Fast fashion is a business model that uses cheap materials and labor to churn out clothing collections at a rapid pace.
But although fast fashion leads to great prices for consumers at stores like H&M or Uniqlo, there are some serious drawbacks to it.
For one, fast fashion might not be such a great deal after all. According to McKinsey and Company, the average consumer purchased 60% more items of clothing in 2014 than in 2000, but kept each garment for half as long, whether because the garment fell apart, went out of style, or was simply viewed as disposable. That number is only growing.
It’s also easily to overlook the industry’s devastating working conditions and environmental abuse when the consequences aren’t visible.
Read more: Sneaky ways stores like H&M, Zara, and Uniqlo get you to spend more money on clothes

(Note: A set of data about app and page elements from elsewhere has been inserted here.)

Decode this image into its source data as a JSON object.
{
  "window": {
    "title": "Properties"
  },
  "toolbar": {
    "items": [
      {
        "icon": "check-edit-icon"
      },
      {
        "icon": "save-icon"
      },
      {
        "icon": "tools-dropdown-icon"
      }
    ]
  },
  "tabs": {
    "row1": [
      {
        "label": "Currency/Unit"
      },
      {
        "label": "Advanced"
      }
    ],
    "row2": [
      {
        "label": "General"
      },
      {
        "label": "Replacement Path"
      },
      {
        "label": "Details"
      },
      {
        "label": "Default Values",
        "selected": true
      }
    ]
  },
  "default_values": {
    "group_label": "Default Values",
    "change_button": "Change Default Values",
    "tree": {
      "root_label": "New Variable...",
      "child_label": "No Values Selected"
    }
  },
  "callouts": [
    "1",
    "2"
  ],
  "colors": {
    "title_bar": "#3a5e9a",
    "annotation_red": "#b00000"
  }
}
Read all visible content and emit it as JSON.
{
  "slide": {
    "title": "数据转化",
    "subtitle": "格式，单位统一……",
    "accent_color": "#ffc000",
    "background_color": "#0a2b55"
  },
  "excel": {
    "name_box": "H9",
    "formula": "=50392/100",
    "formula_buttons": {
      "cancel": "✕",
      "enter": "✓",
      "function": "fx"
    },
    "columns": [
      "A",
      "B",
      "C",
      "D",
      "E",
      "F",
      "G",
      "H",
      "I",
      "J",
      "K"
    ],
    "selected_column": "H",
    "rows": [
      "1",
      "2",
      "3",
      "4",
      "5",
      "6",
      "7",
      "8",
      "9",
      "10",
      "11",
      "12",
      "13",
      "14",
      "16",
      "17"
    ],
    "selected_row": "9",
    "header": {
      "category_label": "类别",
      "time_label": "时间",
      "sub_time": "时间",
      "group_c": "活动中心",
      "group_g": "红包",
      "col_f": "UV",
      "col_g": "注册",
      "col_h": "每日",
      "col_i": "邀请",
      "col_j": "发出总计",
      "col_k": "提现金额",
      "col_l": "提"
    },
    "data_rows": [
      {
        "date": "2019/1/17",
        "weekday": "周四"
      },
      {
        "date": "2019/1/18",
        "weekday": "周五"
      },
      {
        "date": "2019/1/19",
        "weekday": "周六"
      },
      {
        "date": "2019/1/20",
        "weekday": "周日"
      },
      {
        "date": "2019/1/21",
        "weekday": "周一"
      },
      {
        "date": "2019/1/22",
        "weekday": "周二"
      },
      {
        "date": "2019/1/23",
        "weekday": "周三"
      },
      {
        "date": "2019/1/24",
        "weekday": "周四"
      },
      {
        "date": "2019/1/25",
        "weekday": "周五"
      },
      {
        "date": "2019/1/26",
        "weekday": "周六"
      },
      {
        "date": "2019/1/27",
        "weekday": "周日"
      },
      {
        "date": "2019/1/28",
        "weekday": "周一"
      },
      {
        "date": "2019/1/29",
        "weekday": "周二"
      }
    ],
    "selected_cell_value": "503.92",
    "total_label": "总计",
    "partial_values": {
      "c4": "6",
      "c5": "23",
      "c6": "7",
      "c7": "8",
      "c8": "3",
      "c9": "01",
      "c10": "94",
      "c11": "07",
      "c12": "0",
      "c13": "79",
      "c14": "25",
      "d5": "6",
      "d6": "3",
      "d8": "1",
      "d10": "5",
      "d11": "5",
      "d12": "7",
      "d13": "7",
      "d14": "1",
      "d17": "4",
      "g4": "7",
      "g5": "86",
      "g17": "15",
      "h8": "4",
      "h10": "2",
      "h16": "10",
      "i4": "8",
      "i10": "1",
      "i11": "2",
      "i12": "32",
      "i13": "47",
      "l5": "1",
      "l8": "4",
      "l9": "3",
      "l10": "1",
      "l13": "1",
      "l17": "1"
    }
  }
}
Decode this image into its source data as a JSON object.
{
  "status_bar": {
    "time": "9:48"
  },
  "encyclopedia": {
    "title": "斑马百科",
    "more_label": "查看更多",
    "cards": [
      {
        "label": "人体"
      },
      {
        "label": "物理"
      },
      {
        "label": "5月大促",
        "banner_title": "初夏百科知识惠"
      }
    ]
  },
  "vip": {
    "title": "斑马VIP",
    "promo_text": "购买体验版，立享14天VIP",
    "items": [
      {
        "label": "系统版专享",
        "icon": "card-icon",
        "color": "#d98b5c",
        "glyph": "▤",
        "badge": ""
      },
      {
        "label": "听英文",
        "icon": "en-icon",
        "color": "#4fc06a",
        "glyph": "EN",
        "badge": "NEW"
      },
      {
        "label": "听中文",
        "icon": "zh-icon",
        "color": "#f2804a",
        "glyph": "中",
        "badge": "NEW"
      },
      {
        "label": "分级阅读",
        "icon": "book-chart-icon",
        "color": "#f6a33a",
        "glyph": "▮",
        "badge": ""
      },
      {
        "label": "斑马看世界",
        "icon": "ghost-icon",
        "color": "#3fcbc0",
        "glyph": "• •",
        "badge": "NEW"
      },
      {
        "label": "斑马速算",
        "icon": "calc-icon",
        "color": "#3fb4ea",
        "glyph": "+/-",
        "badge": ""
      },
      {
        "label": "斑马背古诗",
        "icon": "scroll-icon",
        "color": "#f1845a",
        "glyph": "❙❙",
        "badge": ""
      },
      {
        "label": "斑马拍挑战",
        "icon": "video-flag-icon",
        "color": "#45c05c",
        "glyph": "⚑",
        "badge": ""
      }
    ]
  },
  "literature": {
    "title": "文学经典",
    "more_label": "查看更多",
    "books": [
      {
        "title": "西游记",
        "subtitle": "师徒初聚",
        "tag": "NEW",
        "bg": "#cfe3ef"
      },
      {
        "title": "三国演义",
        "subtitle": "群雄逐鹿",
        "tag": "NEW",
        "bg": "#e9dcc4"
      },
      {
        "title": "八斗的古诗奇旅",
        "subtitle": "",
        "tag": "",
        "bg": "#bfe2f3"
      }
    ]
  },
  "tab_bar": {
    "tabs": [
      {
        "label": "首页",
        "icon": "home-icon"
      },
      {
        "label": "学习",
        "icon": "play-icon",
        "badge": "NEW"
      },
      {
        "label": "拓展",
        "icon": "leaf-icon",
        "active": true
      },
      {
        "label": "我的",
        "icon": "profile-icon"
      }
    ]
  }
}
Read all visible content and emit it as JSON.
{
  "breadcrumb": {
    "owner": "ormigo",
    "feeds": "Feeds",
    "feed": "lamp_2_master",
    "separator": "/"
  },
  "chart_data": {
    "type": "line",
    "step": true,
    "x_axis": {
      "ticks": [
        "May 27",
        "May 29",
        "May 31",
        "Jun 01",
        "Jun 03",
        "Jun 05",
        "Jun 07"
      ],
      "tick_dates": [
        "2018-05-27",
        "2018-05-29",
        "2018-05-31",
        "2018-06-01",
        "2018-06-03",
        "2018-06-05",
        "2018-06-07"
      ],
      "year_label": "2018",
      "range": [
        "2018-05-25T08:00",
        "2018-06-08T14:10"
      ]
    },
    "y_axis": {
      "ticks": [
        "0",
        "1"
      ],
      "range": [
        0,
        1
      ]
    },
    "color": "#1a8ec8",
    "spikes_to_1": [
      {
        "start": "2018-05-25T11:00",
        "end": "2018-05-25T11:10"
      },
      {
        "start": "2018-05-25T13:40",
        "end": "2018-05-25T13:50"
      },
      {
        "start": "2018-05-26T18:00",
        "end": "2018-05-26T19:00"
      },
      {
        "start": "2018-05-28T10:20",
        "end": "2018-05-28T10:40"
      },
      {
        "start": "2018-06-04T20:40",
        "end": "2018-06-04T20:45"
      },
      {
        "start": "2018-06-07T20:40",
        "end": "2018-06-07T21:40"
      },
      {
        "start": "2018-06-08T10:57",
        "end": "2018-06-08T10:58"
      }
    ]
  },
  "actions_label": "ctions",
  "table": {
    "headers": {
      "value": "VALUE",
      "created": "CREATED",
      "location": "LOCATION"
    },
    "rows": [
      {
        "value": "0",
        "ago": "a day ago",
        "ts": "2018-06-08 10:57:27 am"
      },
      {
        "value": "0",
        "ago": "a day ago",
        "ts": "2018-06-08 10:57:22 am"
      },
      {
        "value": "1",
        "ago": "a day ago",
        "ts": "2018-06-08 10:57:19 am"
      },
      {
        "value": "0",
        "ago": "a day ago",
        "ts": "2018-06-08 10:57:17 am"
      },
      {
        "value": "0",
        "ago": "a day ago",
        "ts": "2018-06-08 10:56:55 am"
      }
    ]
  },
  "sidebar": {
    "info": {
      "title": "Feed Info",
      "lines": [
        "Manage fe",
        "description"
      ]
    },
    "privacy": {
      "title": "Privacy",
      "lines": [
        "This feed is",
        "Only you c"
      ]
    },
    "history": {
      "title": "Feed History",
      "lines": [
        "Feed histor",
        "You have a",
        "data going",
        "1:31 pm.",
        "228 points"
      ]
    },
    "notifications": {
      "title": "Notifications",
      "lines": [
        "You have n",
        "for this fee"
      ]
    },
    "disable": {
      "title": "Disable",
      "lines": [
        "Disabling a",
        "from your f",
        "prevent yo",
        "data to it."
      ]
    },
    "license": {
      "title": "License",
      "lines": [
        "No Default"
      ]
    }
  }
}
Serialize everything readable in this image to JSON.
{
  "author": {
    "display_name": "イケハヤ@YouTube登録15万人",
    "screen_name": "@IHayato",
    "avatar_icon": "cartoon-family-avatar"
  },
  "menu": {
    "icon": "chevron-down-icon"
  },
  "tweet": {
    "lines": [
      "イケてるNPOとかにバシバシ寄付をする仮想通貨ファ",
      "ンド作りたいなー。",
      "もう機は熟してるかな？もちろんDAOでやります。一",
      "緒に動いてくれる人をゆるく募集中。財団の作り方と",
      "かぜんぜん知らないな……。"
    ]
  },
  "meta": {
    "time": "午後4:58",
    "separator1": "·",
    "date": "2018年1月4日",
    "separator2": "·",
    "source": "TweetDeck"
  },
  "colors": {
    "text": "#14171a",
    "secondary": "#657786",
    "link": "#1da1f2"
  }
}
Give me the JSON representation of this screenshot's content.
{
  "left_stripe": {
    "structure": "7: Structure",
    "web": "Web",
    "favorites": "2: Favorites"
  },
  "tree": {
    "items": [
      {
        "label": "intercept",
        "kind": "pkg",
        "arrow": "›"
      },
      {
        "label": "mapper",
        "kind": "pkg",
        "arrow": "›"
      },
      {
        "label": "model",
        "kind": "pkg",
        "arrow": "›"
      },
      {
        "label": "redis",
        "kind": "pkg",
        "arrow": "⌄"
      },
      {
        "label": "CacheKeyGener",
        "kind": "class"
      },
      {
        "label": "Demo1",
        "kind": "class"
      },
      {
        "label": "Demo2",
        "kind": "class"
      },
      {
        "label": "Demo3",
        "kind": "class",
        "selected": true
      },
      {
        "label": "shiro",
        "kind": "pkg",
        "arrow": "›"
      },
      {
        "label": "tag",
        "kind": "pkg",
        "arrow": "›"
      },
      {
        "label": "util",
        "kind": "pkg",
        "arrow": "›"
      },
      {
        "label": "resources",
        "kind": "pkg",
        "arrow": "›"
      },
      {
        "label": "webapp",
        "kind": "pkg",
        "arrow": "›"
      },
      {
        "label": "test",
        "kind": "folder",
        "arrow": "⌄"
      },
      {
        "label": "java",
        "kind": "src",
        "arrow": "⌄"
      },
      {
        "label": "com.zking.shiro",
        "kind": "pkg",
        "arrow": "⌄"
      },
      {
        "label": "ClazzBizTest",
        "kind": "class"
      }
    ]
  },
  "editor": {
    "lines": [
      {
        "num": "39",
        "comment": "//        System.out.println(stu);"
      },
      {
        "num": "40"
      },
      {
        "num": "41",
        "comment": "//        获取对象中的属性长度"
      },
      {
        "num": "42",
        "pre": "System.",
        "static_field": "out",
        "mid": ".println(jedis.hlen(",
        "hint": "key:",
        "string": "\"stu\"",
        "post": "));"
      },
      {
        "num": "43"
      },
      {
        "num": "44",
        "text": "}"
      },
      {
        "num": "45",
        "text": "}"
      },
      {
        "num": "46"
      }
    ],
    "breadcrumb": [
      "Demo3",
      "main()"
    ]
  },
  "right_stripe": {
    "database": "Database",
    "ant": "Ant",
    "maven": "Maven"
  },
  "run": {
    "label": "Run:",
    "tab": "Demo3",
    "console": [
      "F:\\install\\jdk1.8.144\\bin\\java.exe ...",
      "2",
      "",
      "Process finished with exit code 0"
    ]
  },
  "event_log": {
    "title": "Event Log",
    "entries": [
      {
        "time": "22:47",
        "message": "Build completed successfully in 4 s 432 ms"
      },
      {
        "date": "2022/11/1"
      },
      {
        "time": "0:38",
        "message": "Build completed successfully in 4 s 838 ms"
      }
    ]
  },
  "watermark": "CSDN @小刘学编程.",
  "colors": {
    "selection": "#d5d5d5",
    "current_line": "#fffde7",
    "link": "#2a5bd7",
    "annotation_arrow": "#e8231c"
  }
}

Luckily, we have many options outside of fast fashion, and it’s possible to find stylish, affordable, and ethical clothing if you just know where to look.
So last April, I decided to kick my fast fashion addition for good. I stopped going to H&M, Uniqlo, Zara, Forever 21, and Target altogether. I’ve leaned heavily on second-hand stores and borrowing. And I’ve started questioning why I feel the need to buy so much in the first place.
Nearly a year into this experiment, I know I’m never going back. Here’s why.